Research confirms that foods and supplements with probiotics may provide benefits for many digestive problems and may even help promote a healthy immune system. This is because probiotics are organisms, such as bacteria or yeast, that are likely to improve health.
I find it fascinating that our digestive system is home to more than 500 different types of bacteria. Digestive disorders can happen when the balance of friendly bacteria in the intestines becomes disturbed. This may occur after an infection or after taking antibiotics, especially if taken for a long period of time.
Probiotics come in many forms, such as powders, capsules and liquids, and even in numerous foods.
If you wish to increase your probiotic intake through food, here are some top sources:
- yogurt with “live and active cultures”
- unpasteurized sauerkraut and the Korean dish kimchi
- miso (fermented soybeans)
- some fermented soft cheeses, like Gouda
- kefir, which is thick, creamy and like a drinkable yogurt
- acidophilus milk or buttermilk
- sour pickles naturally fermented without vinegar
- tempeh, which is made from fermented soybeans.
Probiotics in a supplement form may be more convenient than food and may also allow for targeting more specific microbes, including bacteria and yeast. Although they don’t offer the nutrition that foods can provide, supplements may provide higher levels of probiotics.
Different strains of probiotics provide different benefits. When using probiotics for a specific cause, such as support of the immune system or for diarrhea associated with antibiotic use, it is important to get guidance from a health care provider.
For most people, probiotics are safe and cause few side effects. For hundreds of years, people world-wide have been eating foods containing live cultures.
Still, probiotics (supplements and foods) could be dangerous for people with weakened immune systems or serious illnesses. As with all nutritional supplements, probiotics should be taken according to the directions and with the guidance of a physician or health care provider.
Here’s to eating more “friendly bacteria!”

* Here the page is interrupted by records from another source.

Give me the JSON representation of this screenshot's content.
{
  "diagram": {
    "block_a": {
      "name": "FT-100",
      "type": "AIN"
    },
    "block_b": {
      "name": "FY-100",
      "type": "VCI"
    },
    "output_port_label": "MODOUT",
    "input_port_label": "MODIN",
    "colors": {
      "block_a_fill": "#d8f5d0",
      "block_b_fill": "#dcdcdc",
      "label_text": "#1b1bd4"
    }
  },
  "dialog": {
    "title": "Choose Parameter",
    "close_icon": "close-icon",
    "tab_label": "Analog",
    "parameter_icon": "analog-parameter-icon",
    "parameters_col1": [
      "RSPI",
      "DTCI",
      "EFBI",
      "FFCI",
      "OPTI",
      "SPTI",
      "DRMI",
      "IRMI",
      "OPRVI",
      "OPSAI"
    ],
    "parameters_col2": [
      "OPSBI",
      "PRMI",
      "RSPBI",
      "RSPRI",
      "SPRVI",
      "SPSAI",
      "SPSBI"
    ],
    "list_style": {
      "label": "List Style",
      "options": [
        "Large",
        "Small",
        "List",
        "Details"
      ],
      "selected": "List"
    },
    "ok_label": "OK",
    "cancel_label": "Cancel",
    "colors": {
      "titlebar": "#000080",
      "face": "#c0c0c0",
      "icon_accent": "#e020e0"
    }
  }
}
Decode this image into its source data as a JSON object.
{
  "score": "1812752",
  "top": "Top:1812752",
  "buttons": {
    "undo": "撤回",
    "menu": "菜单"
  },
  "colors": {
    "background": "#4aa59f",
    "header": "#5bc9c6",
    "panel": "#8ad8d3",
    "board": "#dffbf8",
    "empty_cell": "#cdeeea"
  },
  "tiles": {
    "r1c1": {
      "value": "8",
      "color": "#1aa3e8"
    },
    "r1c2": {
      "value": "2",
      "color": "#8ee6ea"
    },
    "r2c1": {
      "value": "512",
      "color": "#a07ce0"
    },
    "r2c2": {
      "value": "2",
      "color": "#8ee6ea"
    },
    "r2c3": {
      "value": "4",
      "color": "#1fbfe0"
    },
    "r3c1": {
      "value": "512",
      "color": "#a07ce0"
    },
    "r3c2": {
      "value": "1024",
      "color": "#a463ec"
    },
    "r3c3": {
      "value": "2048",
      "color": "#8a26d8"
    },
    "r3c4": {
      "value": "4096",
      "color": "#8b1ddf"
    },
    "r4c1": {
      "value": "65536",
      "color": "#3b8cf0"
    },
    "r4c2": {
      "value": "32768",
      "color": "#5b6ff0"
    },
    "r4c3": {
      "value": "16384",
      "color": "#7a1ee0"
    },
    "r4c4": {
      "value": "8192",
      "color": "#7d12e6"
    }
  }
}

Jeannie Paris, RD, LD, is a Registered Dietician with the Penny George Institute for Health and Healing. To make an appointment with Paris, call the LiveWell Fitness Center at Abbott Northwestern Hospital at 612-863-5178 or the Penny George Institute – Unity Hospital at 763-236-5656.